■ **PROBLEM TO SOLVE**: Go through the data below and repeat it exactly, skipping each picture.

───── RECORDS FOR THE EXERCISE

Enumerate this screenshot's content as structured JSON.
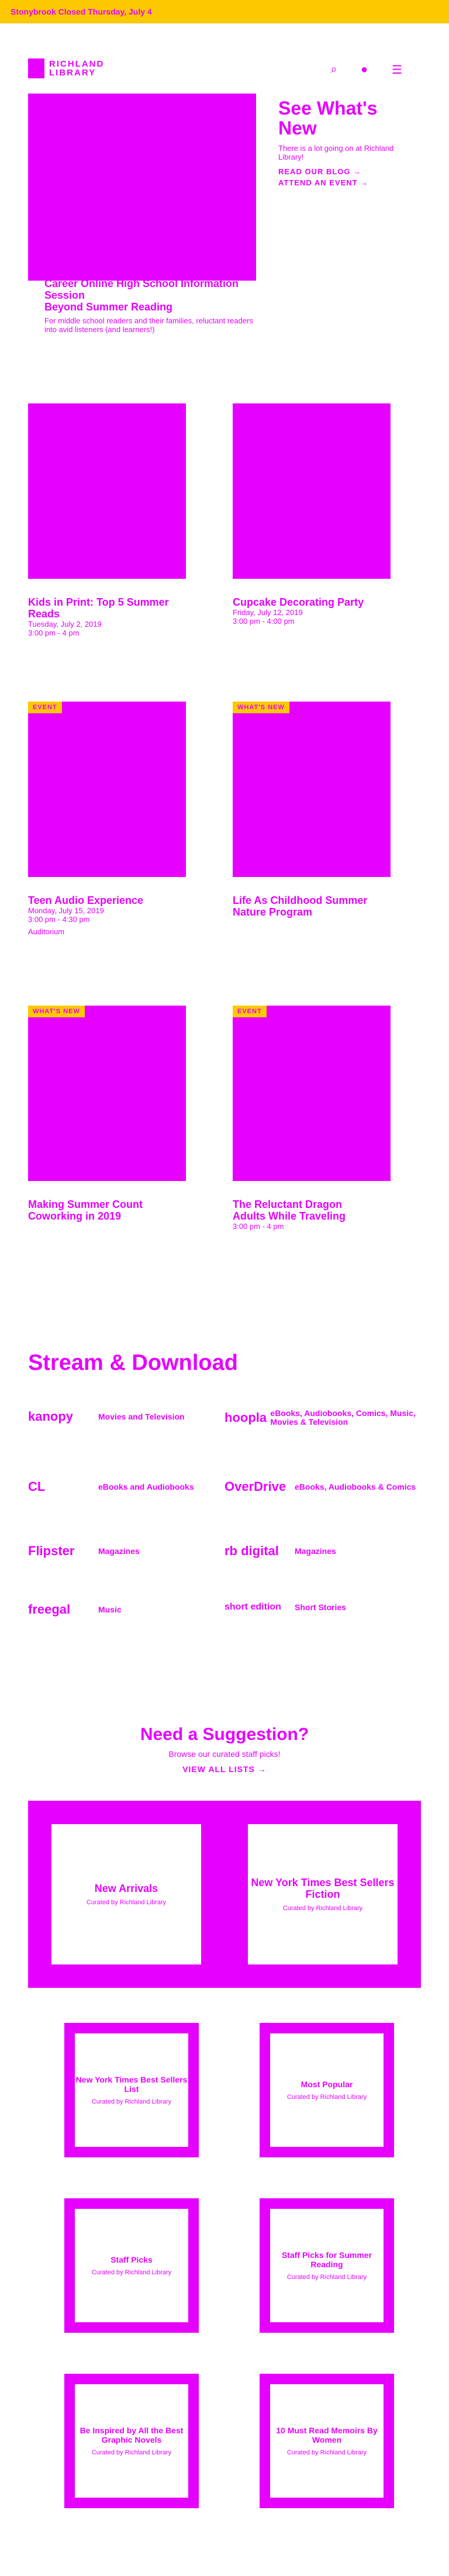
{
  "alert": "Stonybrook Closed Thursday, July 4",
  "header": {
    "logo_line1": "RICHLAND",
    "logo_line2": "LIBRARY"
  },
  "hero": {
    "heading": "See What's New",
    "body": "There is a lot going on at Richland Library!",
    "link_blog": "READ OUR BLOG →",
    "link_event": "ATTEND AN EVENT →",
    "feature_title": "Career Online High School Information Session",
    "feature_title2": "Beyond Summer Reading",
    "feature_body": "For middle school readers and their families, reluctant readers into avid listeners (and learners!)"
  },
  "cards": [
    {
      "title": "Kids in Print: Top 5 Summer Reads",
      "date": "Tuesday, July 2, 2019",
      "time": "3:00 pm - 4 pm",
      "badge": ""
    },
    {
      "title": "Cupcake Decorating Party",
      "date": "Friday, July 12, 2019",
      "time": "3:00 pm - 4:00 pm",
      "badge": ""
    },
    {
      "title": "Teen Audio Experience",
      "date": "Monday, July 15, 2019",
      "time": "3:00 pm - 4:30 pm",
      "badge": "EVENT",
      "extra": "Auditorium"
    },
    {
      "title": "Life As Childhood Summer Nature Program",
      "date": "",
      "time": "",
      "badge": "WHAT'S NEW",
      "extra": ""
    },
    {
      "title": "Making Summer Count",
      "date": "",
      "time": "",
      "badge": "WHAT'S NEW",
      "extra": "Coworking in 2019"
    },
    {
      "title": "The Reluctant Dragon",
      "date": "",
      "time": "3:00 pm - 4 pm",
      "badge": "EVENT",
      "extra": "Adults While Traveling"
    }
  ],
  "stream": {
    "heading": "Stream & Download",
    "items": [
      {
        "logo": "kanopy",
        "desc": "Movies and Television"
      },
      {
        "logo": "hoopla",
        "desc": "eBooks, Audiobooks, Comics, Music, Movies & Television"
      },
      {
        "logo": "CL",
        "desc": "eBooks and Audiobooks"
      },
      {
        "logo": "OverDrive",
        "desc": "eBooks, Audiobooks & Comics"
      },
      {
        "logo": "Flipster",
        "desc": "Magazines"
      },
      {
        "logo": "rb digital",
        "desc": "Magazines"
      },
      {
        "logo": "freegal",
        "desc": "Music"
      },
      {
        "logo": "short edition",
        "desc": "Short Stories"
      }
    ]
  },
  "suggest": {
    "heading": "Need a Suggestion?",
    "sub": "Browse our curated staff picks!",
    "link": "VIEW ALL LISTS →",
    "lists": [
      {
        "title": "New Arrivals",
        "sub": "Curated by Richland Library"
      },
      {
        "title": "New York Times Best Sellers Fiction",
        "sub": "Curated by Richland Library"
      },
      {
        "title": "New York Times Best Sellers List",
        "sub": "Curated by Richland Library"
      },
      {
        "title": "Most Popular",
        "sub": "Curated by Richland Library"
      },
      {
        "title": "Staff Picks",
        "sub": "Curated by Richland Library"
      },
      {
        "title": "Staff Picks for Summer Reading",
        "sub": "Curated by Richland Library"
      },
      {
        "title": "Be Inspired by All the Best Graphic Novels",
        "sub": "Curated by Richland Library"
      },
      {
        "title": "10 Must Read Memoirs By Women",
        "sub": "Curated by Richland Library"
      }
    ]
  }
}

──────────

■ **RESPONSE TO THIS EXERCISE**:
Enumerate this screenshot's content as structured JSON.
{
  "alert": "Stonybrook Closed Thursday, July 4",
  "header": {
    "logo_line1": "RICHLAND",
    "logo_line2": "LIBRARY"
  },
  "hero": {
    "heading": "See What's New",
    "body": "There is a lot going on at Richland Library!",
    "link_blog": "READ OUR BLOG →",
    "link_event": "ATTEND AN EVENT →",
    "feature_title": "Career Online High School Information Session",
    "feature_title2": "Beyond Summer Reading",
    "feature_body": "For middle school readers and their families, reluctant readers into avid listeners (and learners!)"
  },
  "cards": [
    {
      "title": "Kids in Print: Top 5 Summer Reads",
      "date": "Tuesday, July 2, 2019",
      "time": "3:00 pm - 4 pm",
      "badge": ""
    },
    {
      "title": "Cupcake Decorating Party",
      "date": "Friday, July 12, 2019",
      "time": "3:00 pm - 4:00 pm",
      "badge": ""
    },
    {
      "title": "Teen Audio Experience",
      "date": "Monday, July 15, 2019",
      "time": "3:00 pm - 4:30 pm",
      "badge": "EVENT",
      "extra": "Auditorium"
    },
    {
      "title": "Life As Childhood Summer Nature Program",
      "date": "",
      "time": "",
      "badge": "WHAT'S NEW",
      "extra": ""
    },
    {
      "title": "Making Summer Count",
      "date": "",
      "time": "",
      "badge": "WHAT'S NEW",
      "extra": "Coworking in 2019"
    },
    {
      "title": "The Reluctant Dragon",
      "date": "",
      "time": "3:00 pm - 4 pm",
      "badge": "EVENT",
      "extra": "Adults While Traveling"
    }
  ],
  "stream": {
    "heading": "Stream & Download",
    "items": [
      {
        "logo": "kanopy",
        "desc": "Movies and Television"
      },
      {
        "logo": "hoopla",
        "desc": "eBooks, Audiobooks, Comics, Music, Movies & Television"
      },
      {
        "logo": "CL",
        "desc": "eBooks and Audiobooks"
      },
      {
        "logo": "OverDrive",
        "desc": "eBooks, Audiobooks & Comics"
      },
      {
        "logo": "Flipster",
        "desc": "Magazines"
      },
      {
        "logo": "rb digital",
        "desc": "Magazines"
      },
      {
        "logo": "freegal",
        "desc": "Music"
      },
      {
        "logo": "short edition",
        "desc": "Short Stories"
      }
    ]
  },
  "suggest": {
    "heading": "Need a Suggestion?",
    "sub": "Browse our curated staff picks!",
    "link": "VIEW ALL LISTS →",
    "lists": [
      {
        "title": "New Arrivals",
        "sub": "Curated by Richland Library"
      },
      {
        "title": "New York Times Best Sellers Fiction",
        "sub": "Curated by Richland Library"
      },
      {
        "title": "New York Times Best Sellers List",
        "sub": "Curated by Richland Library"
      },
      {
        "title": "Most Popular",
        "sub": "Curated by Richland Library"
      },
      {
        "title": "Staff Picks",
        "sub": "Curated by Richland Library"
      },
      {
        "title": "Staff Picks for Summer Reading",
        "sub": "Curated by Richland Library"
      },
      {
        "title": "Be Inspired by All the Best Graphic Novels",
        "sub": "Curated by Richland Library"
      },
      {
        "title": "10 Must Read Memoirs By Women",
        "sub": "Curated by Richland Library"
      }
    ]
  }
}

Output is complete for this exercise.